Located in the Dordogne, known for it’s picturesque river towns, you can reach Brantôme by flying into Bergerac Airport, or by getting a train to Angoulême and then a bus on to Brantôme. If you are driving, there is a free carpark on Avenue André Maurois, a short walk along the river from the centre of the town.
There is a canoe hire shop next to the free carpark. There are also some small river boat tours available – one next to the Pont Coudé near the famous Moulin restaurant; and one next to La Cabourne restaurant in the old town. You can also walk a circular route along the river, around by the ancient Abbaye de Brantôme, and looping back through the old town.
The Old Town:
Surrounded on all sides by the Dronne river, Brantôme’s old town is a criss-cross of winding streets with lovely riverside restaurants, art galleries, and of course, the obligatory tourist shops. Be warned, this picturesque town gets mobbed with tourists in the high season, so if you want a quiet look around, try visiting in the bridging seasons – perhaps May or September.
The Abbaye and Town Hall:
The Abbaye Saint-Pierre de Brantôme is an old Benedictine abbey founded in 769 by Charlemagne. It has 11th-14th Century additions to the building, and was connected to the new Mairie’s office (Town Hall) in the 18th Century. These grand buildings are set into the hillside to the north of the river opposite the old town.
Le Moulin de l’Abbaye
One building in Brantôme is photographed almost as much as the abbey itself. The picture-perfect Moulin de l’Abbaye Hotel and Restaurant sits next to the Pont Coudè bridge and could not be more quaint! They also have themselves a Michelin starred chef, so they are worth a visit.
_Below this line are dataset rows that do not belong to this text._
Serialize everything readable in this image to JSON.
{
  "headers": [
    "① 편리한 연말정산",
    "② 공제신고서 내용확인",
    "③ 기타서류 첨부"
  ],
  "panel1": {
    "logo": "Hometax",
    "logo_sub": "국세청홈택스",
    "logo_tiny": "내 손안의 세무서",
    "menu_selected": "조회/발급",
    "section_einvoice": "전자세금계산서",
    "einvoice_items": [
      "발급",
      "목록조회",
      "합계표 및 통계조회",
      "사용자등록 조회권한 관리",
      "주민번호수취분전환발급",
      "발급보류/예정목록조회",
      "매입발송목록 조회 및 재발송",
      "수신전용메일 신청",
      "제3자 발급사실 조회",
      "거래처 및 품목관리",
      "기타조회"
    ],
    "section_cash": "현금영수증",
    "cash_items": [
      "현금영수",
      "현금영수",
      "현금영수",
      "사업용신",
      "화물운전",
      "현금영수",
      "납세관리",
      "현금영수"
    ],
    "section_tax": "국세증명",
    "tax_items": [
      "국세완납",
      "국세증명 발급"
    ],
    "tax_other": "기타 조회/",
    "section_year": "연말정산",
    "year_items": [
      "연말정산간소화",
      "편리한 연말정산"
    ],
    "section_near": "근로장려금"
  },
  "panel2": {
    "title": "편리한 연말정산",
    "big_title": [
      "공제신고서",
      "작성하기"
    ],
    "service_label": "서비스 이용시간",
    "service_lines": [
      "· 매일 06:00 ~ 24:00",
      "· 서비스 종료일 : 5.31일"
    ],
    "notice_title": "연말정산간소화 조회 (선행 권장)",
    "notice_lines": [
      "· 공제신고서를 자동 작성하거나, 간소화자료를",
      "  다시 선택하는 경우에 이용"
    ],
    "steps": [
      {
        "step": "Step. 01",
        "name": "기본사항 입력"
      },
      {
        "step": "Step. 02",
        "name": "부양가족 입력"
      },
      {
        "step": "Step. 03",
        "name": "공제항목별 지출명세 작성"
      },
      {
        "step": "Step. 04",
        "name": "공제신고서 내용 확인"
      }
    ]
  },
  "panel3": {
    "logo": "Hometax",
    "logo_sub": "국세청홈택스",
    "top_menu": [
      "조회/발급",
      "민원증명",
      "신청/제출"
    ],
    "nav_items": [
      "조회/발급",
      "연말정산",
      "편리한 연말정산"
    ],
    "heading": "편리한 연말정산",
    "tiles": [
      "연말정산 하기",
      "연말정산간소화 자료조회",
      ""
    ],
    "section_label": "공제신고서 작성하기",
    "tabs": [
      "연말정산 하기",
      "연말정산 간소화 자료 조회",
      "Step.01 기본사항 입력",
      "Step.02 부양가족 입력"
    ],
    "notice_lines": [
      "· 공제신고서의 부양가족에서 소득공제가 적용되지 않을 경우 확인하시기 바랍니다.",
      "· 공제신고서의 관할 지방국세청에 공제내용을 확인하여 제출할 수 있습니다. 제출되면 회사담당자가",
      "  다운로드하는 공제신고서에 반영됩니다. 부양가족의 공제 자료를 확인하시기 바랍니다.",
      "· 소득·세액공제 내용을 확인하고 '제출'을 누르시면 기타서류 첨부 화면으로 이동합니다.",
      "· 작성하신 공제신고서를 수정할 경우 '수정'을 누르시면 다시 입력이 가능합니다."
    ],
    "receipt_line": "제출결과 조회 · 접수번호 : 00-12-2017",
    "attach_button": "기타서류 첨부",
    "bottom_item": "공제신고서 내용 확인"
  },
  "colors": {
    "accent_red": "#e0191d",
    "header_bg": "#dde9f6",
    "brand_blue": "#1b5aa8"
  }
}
It is open March-October each year.
If you like this article, you might also like reading about the fairytale village of Verteuil-sur-Charente.
All photos © Hannah Henderson and may not be used without permission (sharing this blog post is fine, though!). Images shot with a Canon DSLR T3i Rebel + Canon EF Lens 50mm 1:1.8 STM; and an iPhone6s.